▸ **Aim of the task**
Output the full listing exactly.

▸ **Dataset entries**

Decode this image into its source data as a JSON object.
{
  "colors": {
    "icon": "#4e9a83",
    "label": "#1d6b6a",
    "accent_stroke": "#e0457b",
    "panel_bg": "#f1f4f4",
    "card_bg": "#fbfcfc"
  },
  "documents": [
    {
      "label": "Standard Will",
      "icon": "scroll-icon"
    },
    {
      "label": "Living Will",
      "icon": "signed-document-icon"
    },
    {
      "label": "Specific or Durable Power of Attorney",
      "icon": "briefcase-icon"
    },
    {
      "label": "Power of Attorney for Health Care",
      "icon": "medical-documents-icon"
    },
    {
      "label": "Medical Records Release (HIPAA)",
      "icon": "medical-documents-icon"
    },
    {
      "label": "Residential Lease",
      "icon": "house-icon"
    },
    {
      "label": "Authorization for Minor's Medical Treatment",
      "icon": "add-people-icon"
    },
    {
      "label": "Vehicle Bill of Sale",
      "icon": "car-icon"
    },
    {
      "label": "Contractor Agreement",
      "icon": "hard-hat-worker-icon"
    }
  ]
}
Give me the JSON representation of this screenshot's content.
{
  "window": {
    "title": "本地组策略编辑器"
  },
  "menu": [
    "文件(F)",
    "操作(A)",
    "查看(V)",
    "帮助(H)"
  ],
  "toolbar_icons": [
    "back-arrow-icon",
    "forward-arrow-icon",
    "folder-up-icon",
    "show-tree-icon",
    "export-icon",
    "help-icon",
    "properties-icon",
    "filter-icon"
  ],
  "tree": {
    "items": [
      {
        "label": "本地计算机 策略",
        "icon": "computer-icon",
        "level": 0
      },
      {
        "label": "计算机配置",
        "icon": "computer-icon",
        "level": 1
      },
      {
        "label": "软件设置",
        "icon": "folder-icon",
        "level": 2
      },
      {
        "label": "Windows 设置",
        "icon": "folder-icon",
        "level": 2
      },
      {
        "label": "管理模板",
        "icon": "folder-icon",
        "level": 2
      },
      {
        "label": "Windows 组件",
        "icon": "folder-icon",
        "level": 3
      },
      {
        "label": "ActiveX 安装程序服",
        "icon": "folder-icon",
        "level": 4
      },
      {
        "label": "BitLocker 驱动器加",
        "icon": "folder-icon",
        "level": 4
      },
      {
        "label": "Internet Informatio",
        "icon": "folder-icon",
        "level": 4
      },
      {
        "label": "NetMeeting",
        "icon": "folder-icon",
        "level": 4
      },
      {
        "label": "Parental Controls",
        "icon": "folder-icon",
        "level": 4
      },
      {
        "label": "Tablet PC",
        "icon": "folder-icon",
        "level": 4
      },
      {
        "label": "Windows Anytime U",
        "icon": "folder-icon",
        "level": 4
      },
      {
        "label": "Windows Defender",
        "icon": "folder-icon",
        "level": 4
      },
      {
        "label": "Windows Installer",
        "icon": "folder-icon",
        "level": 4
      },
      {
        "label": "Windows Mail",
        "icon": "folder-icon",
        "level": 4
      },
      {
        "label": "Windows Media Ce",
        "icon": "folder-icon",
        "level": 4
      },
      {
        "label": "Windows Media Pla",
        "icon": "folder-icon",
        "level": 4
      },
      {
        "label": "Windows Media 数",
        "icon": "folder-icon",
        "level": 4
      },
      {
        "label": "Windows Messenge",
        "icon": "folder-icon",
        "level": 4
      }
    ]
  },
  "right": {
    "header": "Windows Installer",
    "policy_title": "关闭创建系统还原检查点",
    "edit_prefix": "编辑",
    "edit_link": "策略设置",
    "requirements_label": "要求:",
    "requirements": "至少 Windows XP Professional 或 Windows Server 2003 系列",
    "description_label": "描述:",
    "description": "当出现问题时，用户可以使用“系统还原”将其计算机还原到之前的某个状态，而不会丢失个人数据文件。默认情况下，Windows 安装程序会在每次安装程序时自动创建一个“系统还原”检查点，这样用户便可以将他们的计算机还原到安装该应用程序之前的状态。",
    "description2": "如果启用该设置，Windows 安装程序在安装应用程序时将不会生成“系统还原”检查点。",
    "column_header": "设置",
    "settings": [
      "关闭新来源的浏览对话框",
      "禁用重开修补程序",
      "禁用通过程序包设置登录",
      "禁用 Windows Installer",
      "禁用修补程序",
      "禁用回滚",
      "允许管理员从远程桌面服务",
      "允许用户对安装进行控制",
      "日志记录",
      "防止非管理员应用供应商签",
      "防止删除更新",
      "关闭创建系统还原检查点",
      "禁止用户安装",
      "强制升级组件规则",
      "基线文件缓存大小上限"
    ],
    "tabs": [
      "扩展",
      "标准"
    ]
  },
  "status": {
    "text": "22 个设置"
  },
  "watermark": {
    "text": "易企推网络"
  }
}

▸ **Response**
Decode this image into its source data as a JSON object.
{
  "colors": {
    "icon": "#4e9a83",
    "label": "#1d6b6a",
    "accent_stroke": "#e0457b",
    "panel_bg": "#f1f4f4",
    "card_bg": "#fbfcfc"
  },
  "documents": [
    {
      "label": "Standard Will",
      "icon": "scroll-icon"
    },
    {
      "label": "Living Will",
      "icon": "signed-document-icon"
    },
    {
      "label": "Specific or Durable Power of Attorney",
      "icon": "briefcase-icon"
    },
    {
      "label": "Power of Attorney for Health Care",
      "icon": "medical-documents-icon"
    },
    {
      "label": "Medical Records Release (HIPAA)",
      "icon": "medical-documents-icon"
    },
    {
      "label": "Residential Lease",
      "icon": "house-icon"
    },
    {
      "label": "Authorization for Minor's Medical Treatment",
      "icon": "add-people-icon"
    },
    {
      "label": "Vehicle Bill of Sale",
      "icon": "car-icon"
    },
    {
      "label": "Contractor Agreement",
      "icon": "hard-hat-worker-icon"
    }
  ]
}
Give me the JSON representation of this screenshot's content.
{
  "window": {
    "title": "本地组策略编辑器"
  },
  "menu": [
    "文件(F)",
    "操作(A)",
    "查看(V)",
    "帮助(H)"
  ],
  "toolbar_icons": [
    "back-arrow-icon",
    "forward-arrow-icon",
    "folder-up-icon",
    "show-tree-icon",
    "export-icon",
    "help-icon",
    "properties-icon",
    "filter-icon"
  ],
  "tree": {
    "items": [
      {
        "label": "本地计算机 策略",
        "icon": "computer-icon",
        "level": 0
      },
      {
        "label": "计算机配置",
        "icon": "computer-icon",
        "level": 1
      },
      {
        "label": "软件设置",
        "icon": "folder-icon",
        "level": 2
      },
      {
        "label": "Windows 设置",
        "icon": "folder-icon",
        "level": 2
      },
      {
        "label": "管理模板",
        "icon": "folder-icon",
        "level": 2
      },
      {
        "label": "Windows 组件",
        "icon": "folder-icon",
        "level": 3
      },
      {
        "label": "ActiveX 安装程序服",
        "icon": "folder-icon",
        "level": 4
      },
      {
        "label": "BitLocker 驱动器加",
        "icon": "folder-icon",
        "level": 4
      },
      {
        "label": "Internet Informatio",
        "icon": "folder-icon",
        "level": 4
      },
      {
        "label": "NetMeeting",
        "icon": "folder-icon",
        "level": 4
      },
      {
        "label": "Parental Controls",
        "icon": "folder-icon",
        "level": 4
      },
      {
        "label": "Tablet PC",
        "icon": "folder-icon",
        "level": 4
      },
      {
        "label": "Windows Anytime U",
        "icon": "folder-icon",
        "level": 4
      },
      {
        "label": "Windows Defender",
        "icon": "folder-icon",
        "level": 4
      },
      {
        "label": "Windows Installer",
        "icon": "folder-icon",
        "level": 4
      },
      {
        "label": "Windows Mail",
        "icon": "folder-icon",
        "level": 4
      },
      {
        "label": "Windows Media Ce",
        "icon": "folder-icon",
        "level": 4
      },
      {
        "label": "Windows Media Pla",
        "icon": "folder-icon",
        "level": 4
      },
      {
        "label": "Windows Media 数",
        "icon": "folder-icon",
        "level": 4
      },
      {
        "label": "Windows Messenge",
        "icon": "folder-icon",
        "level": 4
      }
    ]
  },
  "right": {
    "header": "Windows Installer",
    "policy_title": "关闭创建系统还原检查点",
    "edit_prefix": "编辑",
    "edit_link": "策略设置",
    "requirements_label": "要求:",
    "requirements": "至少 Windows XP Professional 或 Windows Server 2003 系列",
    "description_label": "描述:",
    "description": "当出现问题时，用户可以使用“系统还原”将其计算机还原到之前的某个状态，而不会丢失个人数据文件。默认情况下，Windows 安装程序会在每次安装程序时自动创建一个“系统还原”检查点，这样用户便可以将他们的计算机还原到安装该应用程序之前的状态。",
    "description2": "如果启用该设置，Windows 安装程序在安装应用程序时将不会生成“系统还原”检查点。",
    "column_header": "设置",
    "settings": [
      "关闭新来源的浏览对话框",
      "禁用重开修补程序",
      "禁用通过程序包设置登录",
      "禁用 Windows Installer",
      "禁用修补程序",
      "禁用回滚",
      "允许管理员从远程桌面服务",
      "允许用户对安装进行控制",
      "日志记录",
      "防止非管理员应用供应商签",
      "防止删除更新",
      "关闭创建系统还原检查点",
      "禁止用户安装",
      "强制升级组件规则",
      "基线文件缓存大小上限"
    ],
    "tabs": [
      "扩展",
      "标准"
    ]
  },
  "status": {
    "text": "22 个设置"
  },
  "watermark": {
    "text": "易企推网络"
  }
}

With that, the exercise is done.